Thales Blog

IoT Drives Stronger Security For Big Data Environments

December 18, 2014

Ashvin Kamaraju Ashvin Kamaraju | Vice President of Engineering, Strategy & Innovation More About This Author >

50 billion devices added per dayThe slogan “Internet of Things (IoT) X Big Data = Unprecedented Value!” caught my attention as I was listening to a presentation from Intel Corporation. The scale of the IoT disruption was described in terms of things, data and value:

  • 50 billion devices are expected to connect to the Internet by 2016. As recently as 2013 this was 0.5 Billion
  • These devices will generate 35 Zetabytes of data!
  • And can create an estimated value of $2 to $6 trillion in global economic impact.

Now that is huge by any measure!

<Click to Tweet>: IoT Drives Stronger Security for Big Data Environments from @Vormetric #DefenderOfData Ashvin Kamaraju

The Internet of Things or IoT is the next big trend promising to connect literally every device on the planet to the internet. IoT will fuel a data explosion that will provide the data needed to improve services, offerings and life in general by analysis and use of the information generated. Much of this data will be sensitive, personal and protected information – driving a critical requirement to safeguard this information wherever it resides - on devices, in transit, in storage and when analyzed.
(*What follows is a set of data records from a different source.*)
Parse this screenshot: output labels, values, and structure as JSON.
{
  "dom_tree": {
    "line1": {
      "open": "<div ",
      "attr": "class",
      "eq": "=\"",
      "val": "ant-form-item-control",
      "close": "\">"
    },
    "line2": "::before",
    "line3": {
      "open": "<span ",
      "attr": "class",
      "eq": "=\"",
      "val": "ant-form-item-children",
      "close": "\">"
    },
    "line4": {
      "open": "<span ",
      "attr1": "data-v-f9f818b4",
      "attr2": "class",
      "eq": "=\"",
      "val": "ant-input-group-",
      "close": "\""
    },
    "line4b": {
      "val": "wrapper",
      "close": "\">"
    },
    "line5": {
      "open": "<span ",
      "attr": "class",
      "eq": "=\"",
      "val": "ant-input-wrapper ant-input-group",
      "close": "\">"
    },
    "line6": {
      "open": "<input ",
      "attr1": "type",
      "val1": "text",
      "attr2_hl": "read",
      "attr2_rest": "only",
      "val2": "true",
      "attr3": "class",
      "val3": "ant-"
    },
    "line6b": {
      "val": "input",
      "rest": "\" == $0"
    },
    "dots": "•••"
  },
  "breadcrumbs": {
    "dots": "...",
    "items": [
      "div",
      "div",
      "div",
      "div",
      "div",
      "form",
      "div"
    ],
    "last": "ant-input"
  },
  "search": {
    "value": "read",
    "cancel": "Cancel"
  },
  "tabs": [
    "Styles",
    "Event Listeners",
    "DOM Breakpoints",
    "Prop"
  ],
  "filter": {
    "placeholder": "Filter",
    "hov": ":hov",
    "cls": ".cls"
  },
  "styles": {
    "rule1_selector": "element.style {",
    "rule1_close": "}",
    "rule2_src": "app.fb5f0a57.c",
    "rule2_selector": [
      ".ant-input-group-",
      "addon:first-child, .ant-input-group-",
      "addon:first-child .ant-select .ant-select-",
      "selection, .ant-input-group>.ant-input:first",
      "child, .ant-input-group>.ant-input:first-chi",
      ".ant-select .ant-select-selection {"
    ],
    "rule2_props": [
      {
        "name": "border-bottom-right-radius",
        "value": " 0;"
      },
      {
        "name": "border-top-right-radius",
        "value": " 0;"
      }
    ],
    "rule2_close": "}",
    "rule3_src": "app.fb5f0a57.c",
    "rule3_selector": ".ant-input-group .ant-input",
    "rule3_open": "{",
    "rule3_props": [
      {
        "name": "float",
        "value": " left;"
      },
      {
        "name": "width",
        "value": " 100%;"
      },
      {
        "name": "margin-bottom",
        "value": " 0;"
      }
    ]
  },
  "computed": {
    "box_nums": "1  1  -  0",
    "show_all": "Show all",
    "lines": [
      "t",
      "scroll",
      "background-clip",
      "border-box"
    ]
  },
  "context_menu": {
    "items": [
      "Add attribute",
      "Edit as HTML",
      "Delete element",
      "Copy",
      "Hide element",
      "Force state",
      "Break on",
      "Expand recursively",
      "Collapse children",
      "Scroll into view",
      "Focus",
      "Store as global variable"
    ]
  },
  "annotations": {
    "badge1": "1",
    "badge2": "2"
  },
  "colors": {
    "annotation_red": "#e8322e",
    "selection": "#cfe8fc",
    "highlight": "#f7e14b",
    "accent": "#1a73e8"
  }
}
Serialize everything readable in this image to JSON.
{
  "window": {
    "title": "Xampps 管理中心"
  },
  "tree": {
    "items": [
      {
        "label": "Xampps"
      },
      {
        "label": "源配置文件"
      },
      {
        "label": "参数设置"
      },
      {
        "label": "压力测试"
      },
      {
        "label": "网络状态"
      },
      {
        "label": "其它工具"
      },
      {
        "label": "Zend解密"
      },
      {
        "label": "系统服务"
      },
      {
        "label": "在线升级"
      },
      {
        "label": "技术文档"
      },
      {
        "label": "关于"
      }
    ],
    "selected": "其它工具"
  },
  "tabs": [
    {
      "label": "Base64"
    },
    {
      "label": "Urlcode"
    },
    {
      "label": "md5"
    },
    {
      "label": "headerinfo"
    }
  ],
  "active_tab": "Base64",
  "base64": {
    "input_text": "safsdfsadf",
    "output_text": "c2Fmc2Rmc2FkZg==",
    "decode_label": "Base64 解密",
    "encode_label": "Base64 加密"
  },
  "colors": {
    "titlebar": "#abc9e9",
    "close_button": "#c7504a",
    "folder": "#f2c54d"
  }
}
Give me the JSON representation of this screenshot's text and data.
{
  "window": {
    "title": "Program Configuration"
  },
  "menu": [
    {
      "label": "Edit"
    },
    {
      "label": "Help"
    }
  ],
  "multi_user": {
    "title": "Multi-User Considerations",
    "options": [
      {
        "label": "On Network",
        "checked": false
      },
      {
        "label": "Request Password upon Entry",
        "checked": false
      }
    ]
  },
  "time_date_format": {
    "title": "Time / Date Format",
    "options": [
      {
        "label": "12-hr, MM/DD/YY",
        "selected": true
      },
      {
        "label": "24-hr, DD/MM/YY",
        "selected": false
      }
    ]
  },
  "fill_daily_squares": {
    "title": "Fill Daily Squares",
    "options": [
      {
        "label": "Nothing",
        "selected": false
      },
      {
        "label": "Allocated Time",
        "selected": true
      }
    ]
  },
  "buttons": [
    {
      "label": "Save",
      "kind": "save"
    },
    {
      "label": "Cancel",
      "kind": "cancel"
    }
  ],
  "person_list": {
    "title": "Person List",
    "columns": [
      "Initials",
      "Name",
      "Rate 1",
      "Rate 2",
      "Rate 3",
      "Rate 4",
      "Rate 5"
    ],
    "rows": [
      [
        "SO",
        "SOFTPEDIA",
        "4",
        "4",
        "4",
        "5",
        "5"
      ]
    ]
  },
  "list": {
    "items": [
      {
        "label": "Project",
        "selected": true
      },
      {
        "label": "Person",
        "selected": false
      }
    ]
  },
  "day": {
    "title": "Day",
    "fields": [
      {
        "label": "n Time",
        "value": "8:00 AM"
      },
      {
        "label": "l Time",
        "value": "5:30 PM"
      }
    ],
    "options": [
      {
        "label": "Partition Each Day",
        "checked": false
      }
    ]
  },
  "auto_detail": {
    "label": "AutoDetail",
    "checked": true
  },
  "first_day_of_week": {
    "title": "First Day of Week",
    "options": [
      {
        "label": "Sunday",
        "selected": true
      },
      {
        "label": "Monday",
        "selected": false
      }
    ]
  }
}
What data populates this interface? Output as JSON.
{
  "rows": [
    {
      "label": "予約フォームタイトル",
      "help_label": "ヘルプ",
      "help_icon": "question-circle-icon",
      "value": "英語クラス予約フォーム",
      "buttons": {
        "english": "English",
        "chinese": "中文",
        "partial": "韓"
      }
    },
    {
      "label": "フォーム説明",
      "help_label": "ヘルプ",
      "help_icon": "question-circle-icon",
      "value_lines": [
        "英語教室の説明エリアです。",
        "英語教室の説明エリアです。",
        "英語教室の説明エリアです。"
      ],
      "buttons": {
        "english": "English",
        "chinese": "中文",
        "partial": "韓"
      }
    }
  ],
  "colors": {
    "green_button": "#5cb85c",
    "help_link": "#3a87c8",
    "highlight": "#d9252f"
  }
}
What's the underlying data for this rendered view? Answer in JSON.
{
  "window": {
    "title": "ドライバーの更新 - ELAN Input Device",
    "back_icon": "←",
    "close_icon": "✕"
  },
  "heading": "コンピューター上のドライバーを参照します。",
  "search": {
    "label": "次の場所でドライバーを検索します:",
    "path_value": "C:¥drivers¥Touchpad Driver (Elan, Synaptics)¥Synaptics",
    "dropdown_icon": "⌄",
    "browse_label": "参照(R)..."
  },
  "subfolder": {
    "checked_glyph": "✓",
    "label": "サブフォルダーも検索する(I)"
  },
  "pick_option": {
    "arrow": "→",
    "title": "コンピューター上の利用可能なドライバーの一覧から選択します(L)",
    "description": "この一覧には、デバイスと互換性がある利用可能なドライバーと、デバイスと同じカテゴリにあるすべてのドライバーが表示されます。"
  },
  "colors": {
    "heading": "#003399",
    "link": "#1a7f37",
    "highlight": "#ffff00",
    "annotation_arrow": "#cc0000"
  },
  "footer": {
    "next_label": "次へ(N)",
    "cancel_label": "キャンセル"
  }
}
These devices will generate 35 ZB of data and 85 percent are unconnectedIntel Corporation, a technology partner of ours, and a pioneer in IoT, recently announced the Intel® IoT Platform, an end-to-end reference model designed to unify and simplify connectivity and security for the Internet of Things (IoT). Intel also made other announcements that promise to move IoT from infancy to mass deployment. Fortunately security is viewed as a foundational requirement for both dedicated security products using this technology, and hardware and software products based on it.

Enhanced Privacy ID, the foundation for IoT security, is a remote anonymous attestation scheme that a service provider will have to use to authenticate a device. The mechanics are complex, but the technology ensures both secure communications and secure identification of devices. Simply put, the issuer or manufacturer of the device issues a unique public/private key pair to the device. The public key is also shared with the service provider who collects data from the device and/or controls it remotely. The device authenticates itself to the service provider by presenting a digitally signed certificate. The device signs the certificate using its private key. The service provider uses the public key to authenticate the device. The devices are also required to use secure technologies for safeguarding their key pairs in more sensitive applications (Intel’s Trusted Platform Module or Trusted Execution Environment). Without such safeguards, hackers could identify themselves as trusted IoT devices with potentially disastrous consequences. Imagine, the havoc that could be caused by breaching a smart power grid!

6_2 trillion dollars impact in 2025As data flows from the edge to the cloud and to Big Data systems repositories hosted by the service provider, a number of data security and privacy issues must be addressed. With almost all of the embedded devices encrypting the data they generate and gateways encrypting data that is ingested from less secure devices and sensors, centralized key management becomes very important. Ideally, a cloud service provider receiving the IoT data will offer key management as a service. This service will allow IoT devices to encrypt the data they generate using keys created, secured and stored in a central location. A key management service can also provision the keys to Big Data servers that have to process the very same data and do the analytics. These Big Data repositories become a very big mixing bowl: Data from IoT devices, data from systems of engagement such as twitter feeds, click streams, Facebook likes etc. and data from systems of record (transactional systems) all come together. Just as important as managing data at this scale is securing the data at this scale. Data security is not only important to prevent data breaches but also to comply with a litany of regulatory requirements.

As data flows from multiple sources, avoiding encryption silos and providing a strong, secure key management service will not only help secure the data but also drive ROI for implementations and help make it possible to realize the impact of these two complementary technologies.